Beneath this sentence is a listing. Return its lines from the one containing "Parse this screenshot: output" through the last, exactly, and omit the pictures.
*** Material for this task ***
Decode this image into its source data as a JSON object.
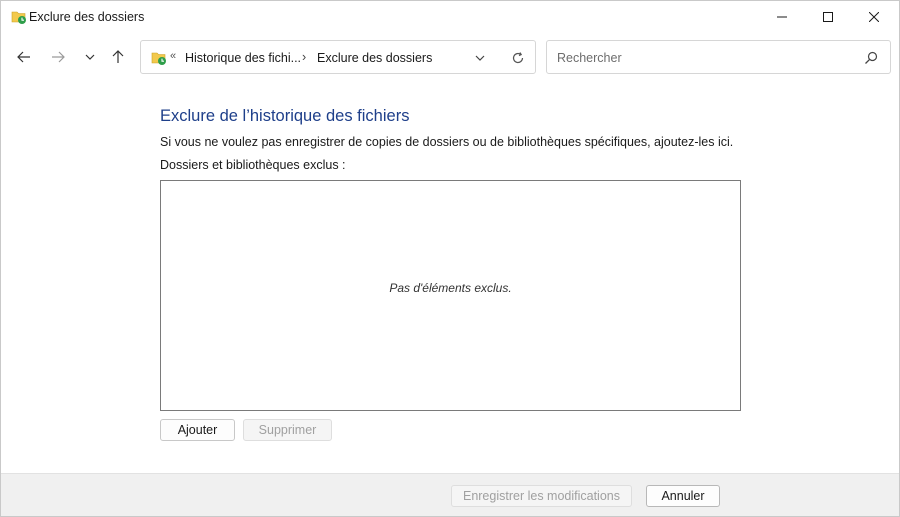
{
  "window": {
    "title": "Exclure des dossiers",
    "app_icon": "file-history-icon",
    "controls": {
      "minimize_icon": "minimize-icon",
      "maximize_icon": "maximize-icon",
      "close_icon": "close-icon"
    }
  },
  "navigation": {
    "back_icon": "arrow-left-icon",
    "forward_icon": "arrow-right-icon",
    "recent_icon": "chevron-down-icon",
    "up_icon": "arrow-up-icon",
    "address": {
      "overflow_glyph": "«",
      "crumbs": [
        "Historique des fichi...",
        "Exclure des dossiers"
      ],
      "separator": "›",
      "dropdown_icon": "chevron-down-icon",
      "refresh_icon": "refresh-icon"
    },
    "search": {
      "placeholder": "Rechercher",
      "value": "",
      "icon": "search-icon"
    }
  },
  "main": {
    "heading": "Exclure de l’historique des fichiers",
    "description": "Si vous ne voulez pas enregistrer de copies de dossiers ou de bibliothèques spécifiques, ajoutez-les ici.",
    "list_label": "Dossiers et bibliothèques exclus :",
    "list_items": [],
    "empty_text": "Pas d'éléments exclus.",
    "add_button": "Ajouter",
    "remove_button": "Supprimer"
  },
  "footer": {
    "save_button": "Enregistrer les modifications",
    "cancel_button": "Annuler"
  },
  "colors": {
    "heading": "#1e3f8a",
    "footer_bg": "#f0f0f0",
    "disabled_text": "#a0a0a0"
  }
}
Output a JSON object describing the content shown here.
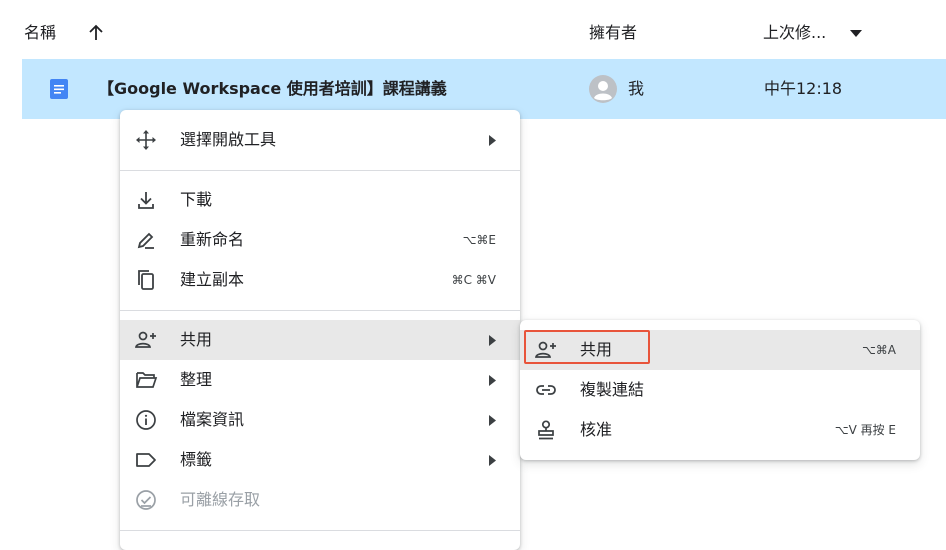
{
  "header": {
    "name_col": "名稱",
    "owner_col": "擁有者",
    "modified_col": "上次修..."
  },
  "file": {
    "name": "【Google Workspace 使用者培訓】課程講義",
    "owner": "我",
    "modified": "中午12:18",
    "icon": "google-docs-icon"
  },
  "context_menu": {
    "open_with": "選擇開啟工具",
    "download": "下載",
    "rename": "重新命名",
    "rename_shortcut": "⌥⌘E",
    "make_copy": "建立副本",
    "make_copy_shortcut": "⌘C ⌘V",
    "share": "共用",
    "organize": "整理",
    "file_info": "檔案資訊",
    "labels": "標籤",
    "offline": "可離線存取"
  },
  "share_submenu": {
    "share": "共用",
    "share_shortcut": "⌥⌘A",
    "copy_link": "複製連結",
    "approve": "核准",
    "approve_shortcut": "⌥V 再按 E"
  },
  "colors": {
    "selected_row": "#c2e7ff",
    "docs_blue": "#4285f4",
    "hover": "#e8e8e8",
    "highlight": "#e8543b"
  }
}
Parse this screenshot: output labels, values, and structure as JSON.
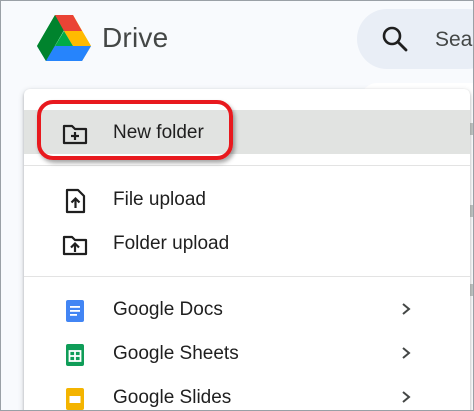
{
  "header": {
    "app_name": "Drive",
    "search_placeholder": "Sea"
  },
  "menu": {
    "items": [
      {
        "label": "New folder",
        "icon": "new-folder-icon"
      },
      {
        "label": "File upload",
        "icon": "file-upload-icon"
      },
      {
        "label": "Folder upload",
        "icon": "folder-upload-icon"
      },
      {
        "label": "Google Docs",
        "icon": "google-docs-icon",
        "has_submenu": true
      },
      {
        "label": "Google Sheets",
        "icon": "google-sheets-icon",
        "has_submenu": true
      },
      {
        "label": "Google Slides",
        "icon": "google-slides-icon",
        "has_submenu": true
      }
    ]
  },
  "colors": {
    "highlight_box": "#e8191e",
    "docs_blue": "#4285f4",
    "sheets_green": "#0f9d58",
    "slides_yellow": "#f4b400",
    "hover_gray": "#e1e3e1"
  }
}
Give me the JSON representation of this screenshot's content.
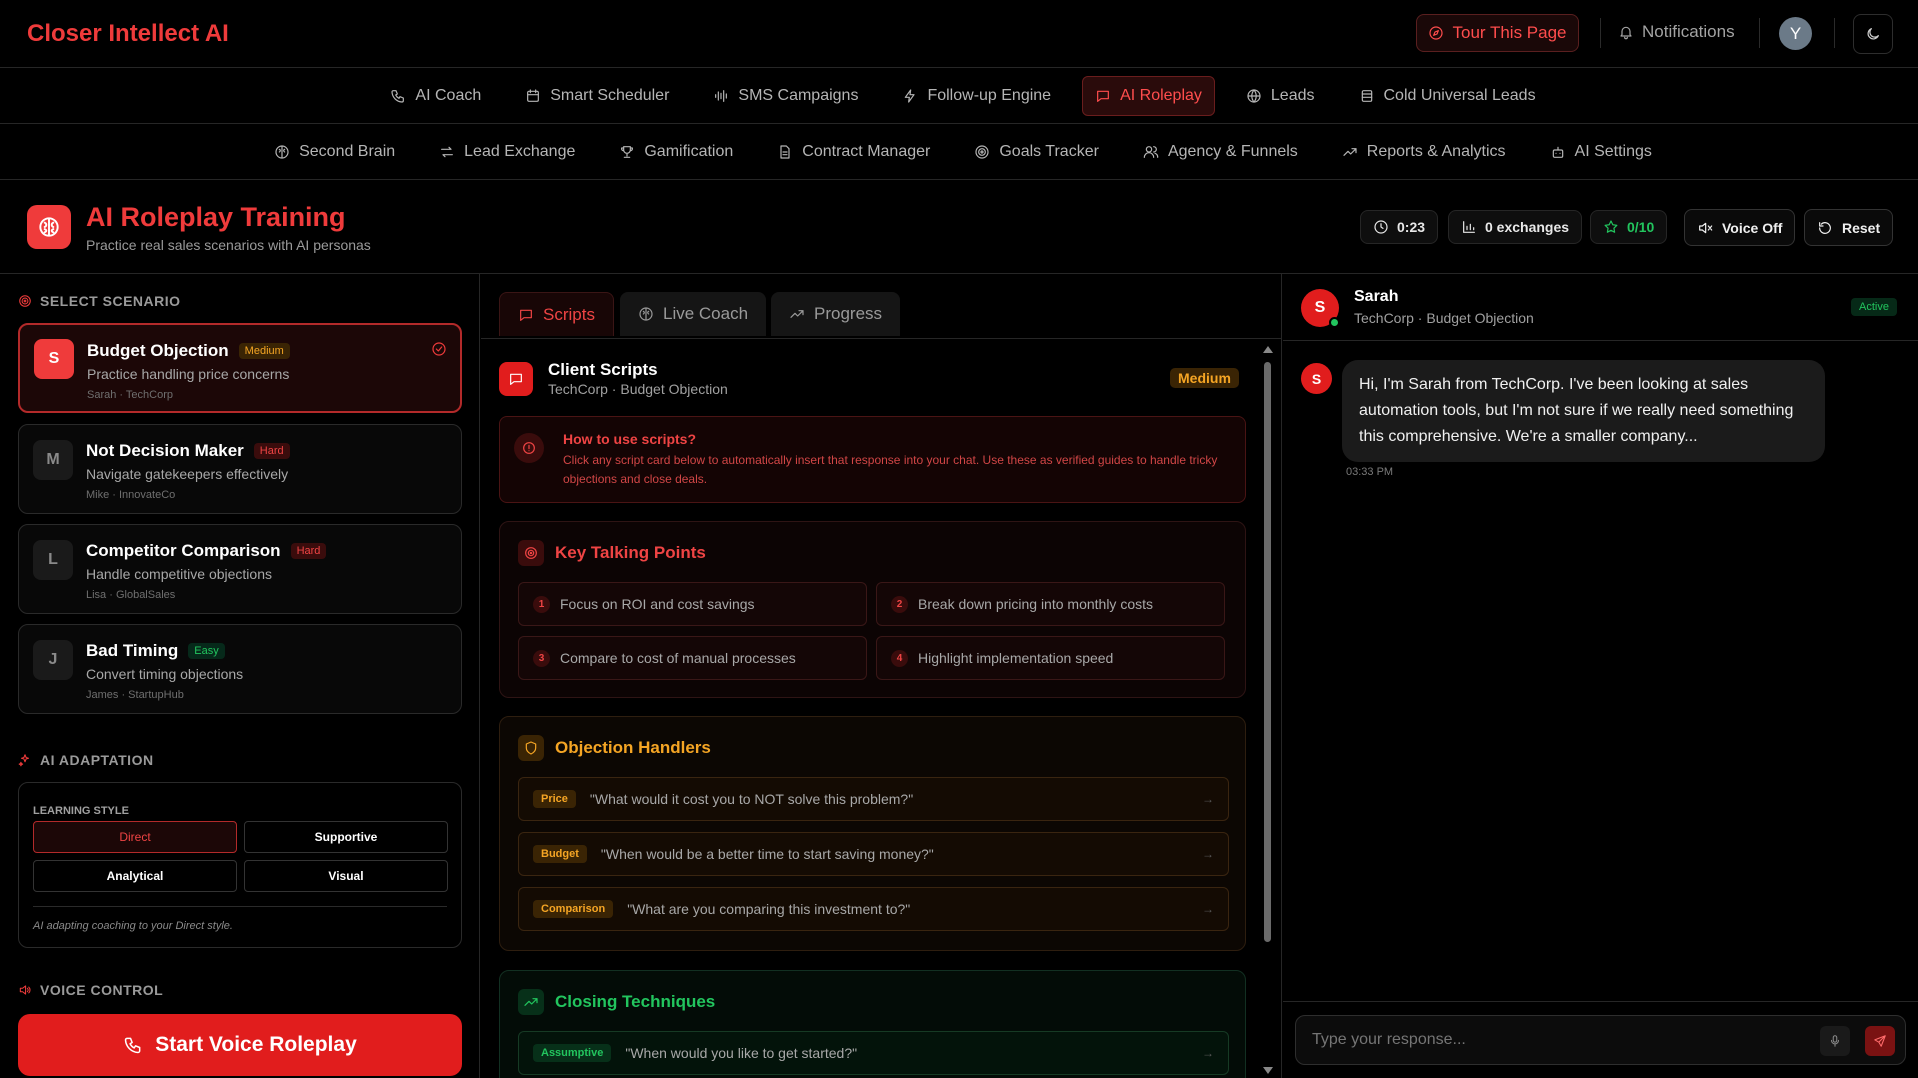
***
_Response box_.
Parse this screenshot: output labels, values, and structure as JSON.
{
  "header": {
    "app_name": "Drive",
    "search_placeholder": "Sea"
  },
  "menu": {
    "items": [
      {
        "label": "New folder",
        "icon": "new-folder-icon"
      },
      {
        "label": "File upload",
        "icon": "file-upload-icon"
      },
      {
        "label": "Folder upload",
        "icon": "folder-upload-icon"
      },
      {
        "label": "Google Docs",
        "icon": "google-docs-icon",
        "has_submenu": true
      },
      {
        "label": "Google Sheets",
        "icon": "google-sheets-icon",
        "has_submenu": true
      },
      {
        "label": "Google Slides",
        "icon": "google-slides-icon",
        "has_submenu": true
      }
    ]
  },
  "colors": {
    "highlight_box": "#e8191e",
    "docs_blue": "#4285f4",
    "sheets_green": "#0f9d58",
    "slides_yellow": "#f4b400",
    "hover_gray": "#e1e3e1"
  }
}
Give me the JSON representation of this screenshot's content.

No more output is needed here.